Wawrinka has previously lost to Bellucci on clay, and the prospect of losing again to him isn’t out of the question, that said, Stan was impressive in Rome, and he should be motivated to be the first champion of this tournament. He’s far from a lock, but still the above board favorite to capture this title going into Roland Garros.
The 2015 edition of the Estoril Open concluded, with Richard Gasquet crowned as the champion in his third shot in a Portuguese final, after final losses in 2007 and 2012 to Djokovic and Del Potro. It was Gasquet’s 12th career title out of 24 finals at the ATP level, and it has gotten him closer to getting back into the top 20. It’s also his second title of 2015.

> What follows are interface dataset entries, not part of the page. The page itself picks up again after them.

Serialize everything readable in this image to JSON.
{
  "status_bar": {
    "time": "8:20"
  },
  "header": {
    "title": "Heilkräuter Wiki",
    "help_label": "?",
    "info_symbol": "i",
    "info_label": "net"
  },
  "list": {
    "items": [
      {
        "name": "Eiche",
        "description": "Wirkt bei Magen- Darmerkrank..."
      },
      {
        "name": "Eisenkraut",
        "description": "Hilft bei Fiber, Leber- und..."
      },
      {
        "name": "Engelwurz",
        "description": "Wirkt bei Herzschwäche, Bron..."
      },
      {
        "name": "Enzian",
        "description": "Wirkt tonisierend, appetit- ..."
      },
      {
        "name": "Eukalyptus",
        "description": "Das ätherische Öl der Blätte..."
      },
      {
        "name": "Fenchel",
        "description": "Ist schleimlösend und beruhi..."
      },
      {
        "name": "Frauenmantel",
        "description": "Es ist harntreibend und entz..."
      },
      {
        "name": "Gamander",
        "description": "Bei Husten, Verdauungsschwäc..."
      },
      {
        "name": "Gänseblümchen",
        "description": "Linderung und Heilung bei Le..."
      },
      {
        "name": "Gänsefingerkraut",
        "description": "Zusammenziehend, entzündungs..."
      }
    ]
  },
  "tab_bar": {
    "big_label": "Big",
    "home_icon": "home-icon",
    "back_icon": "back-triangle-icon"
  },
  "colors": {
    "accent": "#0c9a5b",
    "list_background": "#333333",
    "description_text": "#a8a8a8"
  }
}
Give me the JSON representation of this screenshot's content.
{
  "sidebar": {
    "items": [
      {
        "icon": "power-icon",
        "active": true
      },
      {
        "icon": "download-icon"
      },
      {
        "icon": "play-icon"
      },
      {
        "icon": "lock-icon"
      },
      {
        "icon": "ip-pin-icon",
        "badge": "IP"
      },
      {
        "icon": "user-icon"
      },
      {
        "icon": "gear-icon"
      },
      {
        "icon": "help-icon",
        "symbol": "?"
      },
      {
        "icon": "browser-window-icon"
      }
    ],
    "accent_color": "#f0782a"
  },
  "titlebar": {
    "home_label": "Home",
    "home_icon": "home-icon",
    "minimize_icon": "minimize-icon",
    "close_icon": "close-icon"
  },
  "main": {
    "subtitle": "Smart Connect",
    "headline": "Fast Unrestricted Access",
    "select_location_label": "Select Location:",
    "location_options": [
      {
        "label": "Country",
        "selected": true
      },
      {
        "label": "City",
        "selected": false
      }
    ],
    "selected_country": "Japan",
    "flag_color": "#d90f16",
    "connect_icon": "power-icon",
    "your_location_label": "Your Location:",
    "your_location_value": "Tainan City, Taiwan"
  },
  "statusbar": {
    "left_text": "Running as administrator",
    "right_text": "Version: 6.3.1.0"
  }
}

The match was not one of historical significance, Gasquet was as relentlessly consistent as he had been all week, barely giving away any free points, while Kyrgios didn’t serve as well as in his previous matches and was almost invariably the first to make an error in long exchanges. The young Aussie didn’t have a good debut in ATP finals but this will likely only be the first of many for him and he will have plenty of chances to make amends for this result. It was still a fantastic week for Kyrgios, who’s now closing in on a top 32 spot for Roland Garros, which would get him seeded at a Slam for the first time ever.
Both players will now head to Madrid, where tough draws await them, in the first round Kyrgios will get Gimeno-Traver and Gasquet will get Karlovic but should they win that Federer and Berdych (respectively) will be waiting for them. For Kyrgios, playing right after reaching an ATP final is a new challenge as well and we’ll have to see how he responds to it.
Overall, the 2015 edition of the Estoril Open can be considered a success; with a new venue and organization, the tournament still ran pretty smoothly and it saw some fantastic matches during the week, especially the semifinal between Gasquet and Garcia-Lopez. It also saw the first final appearance of a player who could very well end up being great in Nick Kyrgios. The final was a bit disappointing due to how one-sided it was, but the tournament was still a success.
Gasquet d. Kyrgios 6-3 6-2
Huey/Lipsky d. Lopez/Marrero 6-1 6-4- the #2 seed team beat the #1 seed team in routine fashion to win the doubles title.